Controversy surrounded “La Vie d’Adèle” long before its critical acclaim. Originally, it arose due to the movie’s graphic 7-minute sex scene. Nonetheless, it later derived into stronger accusations.
Accused of being antifeminist and an exploiter, Abdellatif Kechiche got involved in a series of media confrontations with the movie’s stars Adèle Exarchopoulos and Léa Seydoux, who seemed to approve the second of those accusations.
13. Nymphomaniac (Lars von Trier, 2014)
Divided into two parts, this largely expected film depicts a self-tormented nymphomaniac’s account of her life. Somehow implied in “Antichrist” (Lars von Trier, 2009), “Nymphomaniac” is an ambiguous and openly mocking dialogue between the Western cultural status quo and its feminist criticism.
Regarded as a movie of endless controversy, “Nymphomaniac” emerged surrounded by commentaries about its widely acclaimed and polemic director, who announced it as “a movie about a woman who discovers her eroticism.”
Loved by some and hated by many others, Lars von Trier seems to have wanted all the attention his movie raised, as the information about its story, cast and shooting was dosed and fragmentary.
Close to its release, the film’s sex sequences announced what would unavoidably be added to its controversy as an exploitative vagueness surrounding the limits of art and pornography.
12. A Clockwork Orange (Stanley Kubrick, 1971)

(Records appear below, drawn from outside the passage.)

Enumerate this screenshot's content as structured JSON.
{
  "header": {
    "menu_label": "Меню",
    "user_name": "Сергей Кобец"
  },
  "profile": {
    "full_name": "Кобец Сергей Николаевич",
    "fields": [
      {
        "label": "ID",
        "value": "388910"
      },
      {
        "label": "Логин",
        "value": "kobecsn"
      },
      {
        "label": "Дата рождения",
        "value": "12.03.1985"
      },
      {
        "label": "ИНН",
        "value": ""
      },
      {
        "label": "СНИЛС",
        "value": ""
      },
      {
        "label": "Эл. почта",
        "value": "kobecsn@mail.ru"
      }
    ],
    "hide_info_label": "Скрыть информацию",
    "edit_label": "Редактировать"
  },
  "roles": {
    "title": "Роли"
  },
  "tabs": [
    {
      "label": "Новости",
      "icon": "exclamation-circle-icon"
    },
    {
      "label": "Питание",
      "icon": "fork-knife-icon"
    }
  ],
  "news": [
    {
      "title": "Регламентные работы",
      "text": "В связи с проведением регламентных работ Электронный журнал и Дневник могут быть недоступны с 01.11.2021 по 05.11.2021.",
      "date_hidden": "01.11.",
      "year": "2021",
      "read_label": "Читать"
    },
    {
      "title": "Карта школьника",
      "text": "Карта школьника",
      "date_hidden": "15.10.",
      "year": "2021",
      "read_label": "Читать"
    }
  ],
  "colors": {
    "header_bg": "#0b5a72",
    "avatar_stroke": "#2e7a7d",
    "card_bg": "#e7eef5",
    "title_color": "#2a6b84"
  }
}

Though full of disturbingly beautiful sequences of violence and lots of music from Beethoven, “A Clockwork Orange” depicts the adventures of the teenager antihero Alex in a neo-fascist society.
Stanley Kubrick’s ultra-violent adaptation of Anthony Burges’ homonymous dystopian novella is an audiovisual spectacle that faced the outrage of several detractors who were against its depicted dehumanization ever since its release.
Despite not featuring Burges’ novella’s original ending, which changed some of the story’s flavor with a series of statements about growing up, Kubrick’s master adaptation is rich in the depictions of morality, freedom, behaviorism, crime and order that made “A Clockwork Orange” one of the best stories of the 20th century.
Exhausting, playful and subversive, “A Clockwork Orange” is regarded as an insuperable moment in the history of cinema and as one of the best instances of Kubrick’s obsessive perfectionism.
11. In the Realm of the Senses (Nagisa Oshima, 1976)
Influenced by the works of Michel Leiris, Georges Bataille and Roland Barthes, stylized by the erotic Japanese wood-block prints’ aesthetics and based on a pre-war truth story, “In the Realm of the Senses” follows the obsessive intensification of an affair carried by a man and one of his servants.
Ironic, self-reflexive and ultimately hyper-realist, “In the Realm of the Senses” is a morbid exploration of the institutional foundations of power, their translation upon couple relationships, and the role of death in Japanese culture.
From the beginning, Nagisa Oshima struggled to carry on with “In the Realm of the Senses”. Finally registered as a French production, the film faced ban attempts and has suffered multiple cuts ever since its release.